I still think that one would do well and profitably to read the literature that followed on from *The Shape of the Liturgy*: G. B. Timms "Dixit Cranmer" in *Church Quarterly Review* (1946) that tried to assert that Cranmer's doctrine was the same as Calvin's (and that Zwingli wasn't "Zwinglian"); Dix's reply "Dixit Cranmer et Non Timuit" in the same journal in 1947; and especially Cyril C. Richardson's *Zwingli and Cranmer on the Eucharist* (originally entitled "Cranmer Dixit et Contradixit") in 1949.

I might add that the argument of Gerrish's essay that the last comment alludes to is condiderably strengthened by Paul Rorem's *Calvin and Bullinger on the Lord's Supper* which originally appeared in 1988 in the *Lutheran Quarterly* and which was republished by Grove Books in 1989.

lexorandi2 said...

Dear Anonymous,

(I'm a friendly guy. Why not reveal your identity?)

Thank you for your thoughtful response. I'm not sure where we disagree. I thought your last paragraph pretty much summed up my whole article, apart from the last sentence. So, just to clarify, I didn't (and don't) argue that Cranmer held to a corporeal presence of Christ in the elements. Indeed, Cranmer's view is very much akin to Bucer's, as you described in your first paragraph.

If I take issue with anything you said, it's in the fourth paragraph, and here I'd only add a clarification to my own remarks in light of your otherwise accurate assessment.

The reasons behind the changes in the 1552 are not as simple as being forced to choose between two allegedly mutually-exclusive options: either (1) That the 1552 represented the fullest manifestation (to date) of Cranmer's program of reform and design for the eucharist; or (2) that the 1549 represented Cranmer's mind, and 1552 a compromised version of it. Both statements contain elements of truth.

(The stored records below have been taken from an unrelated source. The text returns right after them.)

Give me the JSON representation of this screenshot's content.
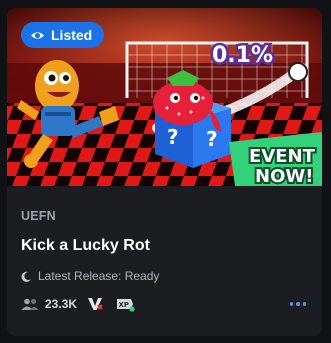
{
  "badge": {
    "label": "Listed",
    "icon": "eye-icon",
    "color": "#1a73e8"
  },
  "thumbnail": {
    "percent_label": "0.1%",
    "event_label_line1": "EVENT",
    "event_label_line2": "NOW!",
    "event_color": "#33d17a"
  },
  "card": {
    "platform": "UEFN",
    "title": "Kick a Lucky Rot",
    "release_status": "Latest Release: Ready",
    "release_icon": "moon-icon",
    "player_count": "23.3K",
    "player_icon": "people-icon",
    "rating_icon": "v-tag-icon",
    "xp_icon": "xp-icon",
    "more_icon": "more-dots-icon"
  }
}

Certainly the structural changes (re-arrangment) of the Holy Communion service, along with the removal of certain ritual elements, were part of Cranmer's great agenda. No one, not even Bucer in his Censura, had suggested or even envisioned the radical re-structuring of Holy Communion that took place in 1552. I count that as almost entirely Cranmer. (Even this has to be qualified, because there are, I believe, *some* structural elements that do fall into the category of being exacted under pressure by continental influences in England; e.g. the placing of the Gloria in Excelsis at the end of the service. But for the most part, such changes were entirely Cranmer).

On the other hand, the striking removal or blunting of the objective and instrumental language in the prayers of the eucharistic rite (but alas NOT in the Baptistmal rite) I believe do fall into the latter explanation. Linguistically speaking, Cranmer very masterfully accommodated Zwinglianism while leaving intact a more catholic understanding. These are the changes I was addressing in my original post.

As a result, the 1552 (ironically) is the more comprehensive of the two rites -- allowing for the greatest possible breadth of interpretations.

Hope that clarifies. And thanks for your contribution.

Dan

Death Bredon said...

Ditch Dix & No Truck with Trent!

An Anglican Cleric said...

A most excellent and needed essay. Are you familiar with the essay in "Thomas Cranmer, Churchman and Scholar"?

MacCulloch seems to have ignored most of the Anglican scholarship done on Cranmer's thought. Sadly, MacCulloch is widely read and the older texts on Cranmer are out of print.

I find both the 1549 and 1662 rites excellent liturgies, each with a different emphasis.

You do need to put these into a text that Anglican seminarians can utilize.

lexorandi2 said...

Hi Anglican Cleric. I assume you mean the article by Basil Hall in TCCS. Yes, this article changed the whole direction of my doctoral thesis back in 1996.

Thanks for your comments.

wyclif said...

I'm pretty sure you're talking about the same volume that Hall used as a platform to eat Peter Newman Brooks' lunch on the subject at hand.